twice as many girls to totally forget

the places I find sanctuary in

He told me:

                          Reach for the moon. Reach for the stars.

But I find myself searching for pussy and power

in these bars--these poems are my walls

incased in brimstone they seldom fall:

                          I don’t trust things too often.

But as for my father,

I trust him.

I trust him often.

When Tomorrow Comes

and the followers roam,

they’ll ask of our existence.

Tell them we were born into a bottle of warmth

and found out how cold-hearted this cruel world could be.

Tell them

we faced darkness at the split of a cliff

but saw sun before dawn at the edge of a mountain peak.

They’ll ask of our existence.

Tell them we’ve built the back of our homes

with our spine to the sky and power in our palms.

Tell them

we lived in a city that collapsed in the sea

and we mustered the strength to form the monuments we lead.

They’ll ask of our existence.

Tell them we lived.

Tell them we lived in a house

that didn’t always feel like home.

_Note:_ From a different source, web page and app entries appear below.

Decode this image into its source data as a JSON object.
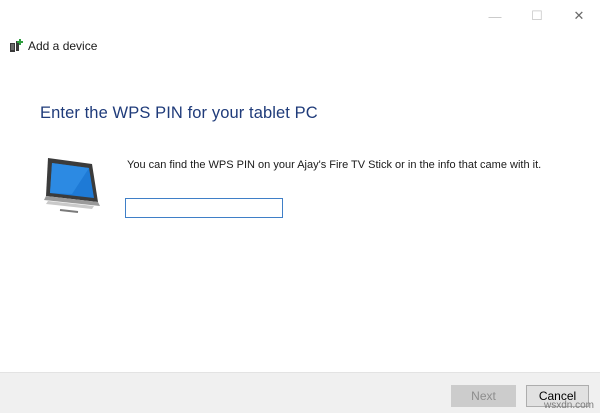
{
  "window": {
    "title": "Add a device",
    "controls": {
      "minimize": "—",
      "maximize": "☐",
      "close": "✕"
    }
  },
  "page": {
    "heading": "Enter the WPS PIN for your tablet PC",
    "info_text": "You can find the WPS PIN on your Ajay's Fire TV Stick or in the info that came with it.",
    "pin_input": {
      "value": "",
      "placeholder": ""
    },
    "device_icon": "tablet-pc-icon"
  },
  "footer": {
    "next_label": "Next",
    "cancel_label": "Cancel",
    "next_enabled": false
  },
  "watermark": "wsxdn.com",
  "colors": {
    "heading": "#1f3b7a",
    "input_border": "#3f7fc7",
    "footer_bg": "#f0f0f0",
    "add_icon_green": "#2e9e3e"
  }
}
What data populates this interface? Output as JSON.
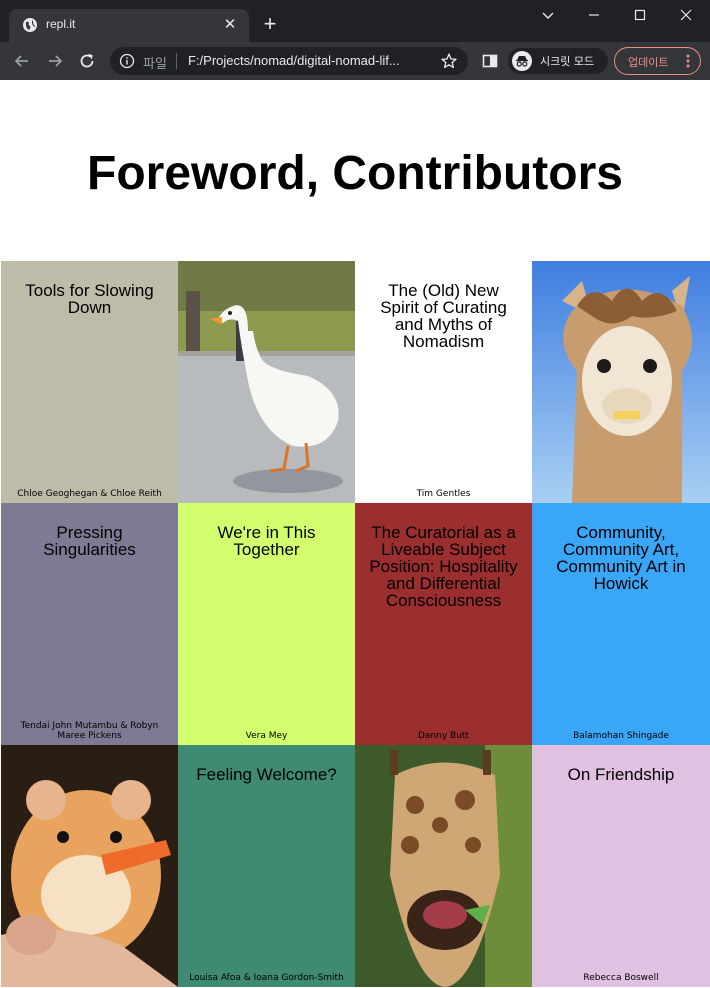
{
  "browser": {
    "tab_title": "repl.it",
    "url_scheme": "파일",
    "url": "F:/Projects/nomad/digital-nomad-lif...",
    "incognito_label": "시크릿 모드",
    "update_label": "업데이트",
    "icons": [
      "globe-icon",
      "close-icon",
      "plus-icon",
      "chevron-down-icon",
      "minimize-icon",
      "maximize-icon",
      "window-close-icon",
      "back-icon",
      "forward-icon",
      "reload-icon",
      "info-icon",
      "star-icon",
      "sidebar-icon",
      "incognito-icon",
      "kebab-icon"
    ]
  },
  "page": {
    "title": "Foreword, Contributors",
    "tiles": [
      {
        "kind": "text",
        "title": "Tools for Slowing Down",
        "author": "Chloe Geoghegan & Chloe Reith",
        "bg": "#bebca8"
      },
      {
        "kind": "photo",
        "subject": "goose"
      },
      {
        "kind": "text",
        "title": "The (Old) New Spirit of Curating and Myths of Nomadism",
        "author": "Tim Gentles",
        "bg": "#ffffff"
      },
      {
        "kind": "photo",
        "subject": "alpaca"
      },
      {
        "kind": "text",
        "title": "Pressing Singularities",
        "author": "Tendai John Mutambu & Robyn Maree Pickens",
        "bg": "#7f7a93"
      },
      {
        "kind": "text",
        "title": "We're in This Together",
        "author": "Vera Mey",
        "bg": "#d3ff6f"
      },
      {
        "kind": "text",
        "title": "The Curatorial as a Liveable Subject Position: Hospitality and Differential Consciousness",
        "author": "Danny Butt",
        "bg": "#9b2f30"
      },
      {
        "kind": "text",
        "title": "Community, Community Art, Community Art in Howick",
        "author": "Balamohan Shingade",
        "bg": "#3aa6f8"
      },
      {
        "kind": "photo",
        "subject": "hamster"
      },
      {
        "kind": "text",
        "title": "Feeling Welcome?",
        "author": "Louisa Afoa & Ioana Gordon-Smith",
        "bg": "#3e8a72"
      },
      {
        "kind": "photo",
        "subject": "giraffe"
      },
      {
        "kind": "text",
        "title": "On Friendship",
        "author": "Rebecca Boswell",
        "bg": "#e1c1e2"
      }
    ]
  }
}
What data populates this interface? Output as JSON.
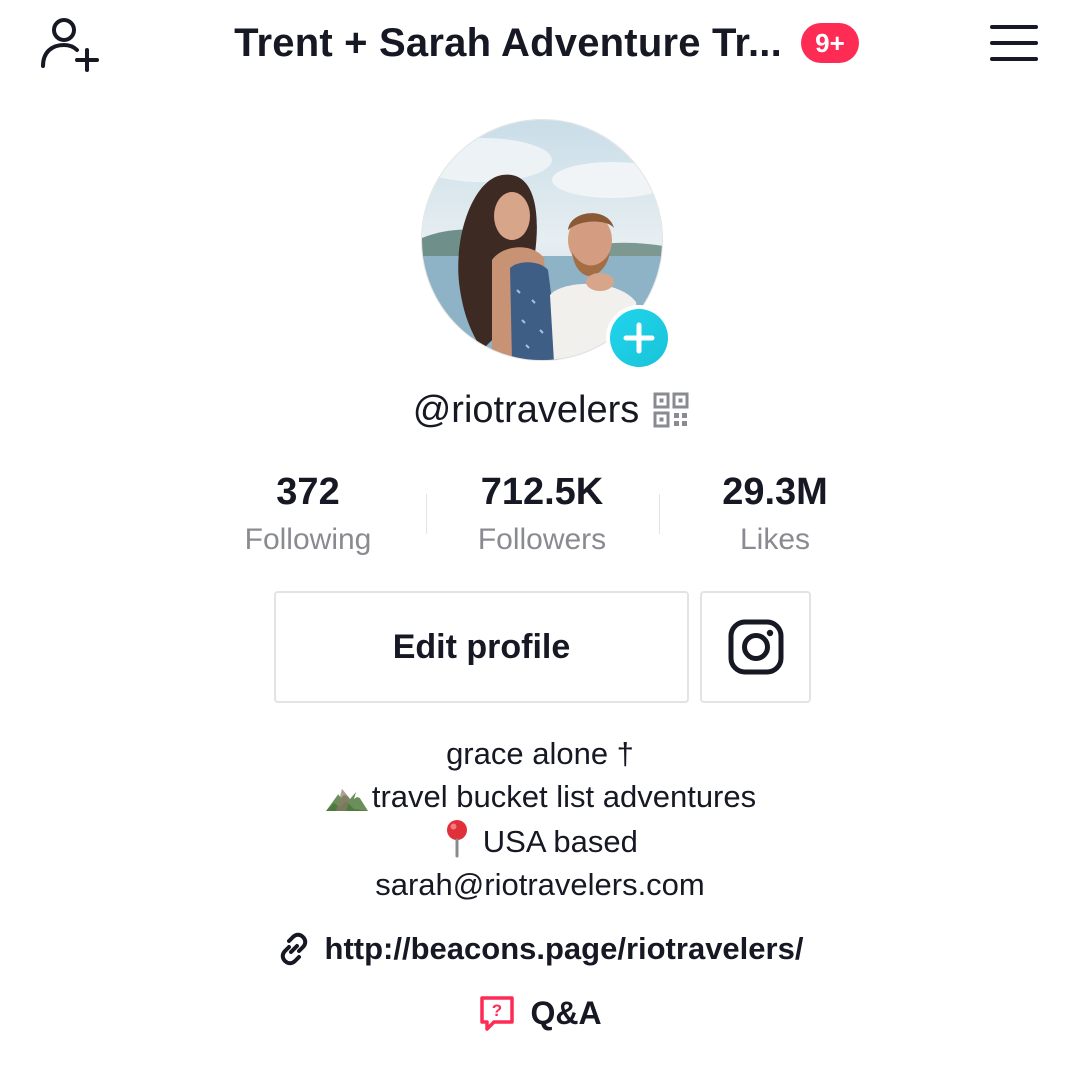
{
  "header": {
    "add_user_icon": "person-add-icon",
    "title": "Trent + Sarah Adventure Tr...",
    "notification_badge": "9+",
    "menu_icon": "hamburger-menu-icon",
    "badge_color": "#fe2c55"
  },
  "profile": {
    "avatar_description_icon": "avatar-photo",
    "add_avatar_icon": "plus-icon",
    "username": "@riotravelers",
    "qr_icon": "qr-code-icon",
    "accent_color": "#20d5ec"
  },
  "stats": [
    {
      "value": "372",
      "label": "Following"
    },
    {
      "value": "712.5K",
      "label": "Followers"
    },
    {
      "value": "29.3M",
      "label": "Likes"
    }
  ],
  "actions": {
    "edit_profile_label": "Edit profile",
    "instagram_icon": "instagram-icon"
  },
  "bio": {
    "line1": "grace alone †",
    "line2_emoji": "🏔️",
    "line2": "travel bucket list adventures",
    "line3_emoji": "📍",
    "line3": " USA based",
    "line4": "sarah@riotravelers.com"
  },
  "link": {
    "icon": "link-icon",
    "url": "http://beacons.page/riotravelers/"
  },
  "qa": {
    "icon": "question-bubble-icon",
    "label": "Q&A",
    "icon_color": "#fe2c55"
  }
}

Steven Valentine is a spoken word poet hailing from New York City and recipient of the Lena Horne Performing Arts Award from the UAlbany’s NAACP in 2013. He was later crowned the “Nitty Gritty” Slam Champion at Albany’s Music Hall, placed fifth in Jazz in the Gardens’ National Poetry Slam, and placed third at the Nuyorican Poet’s Café in 2018. Steven then competed in the Individual World Poetry Slam and Rustbelt Poetry Festival later that year.

Dotted Line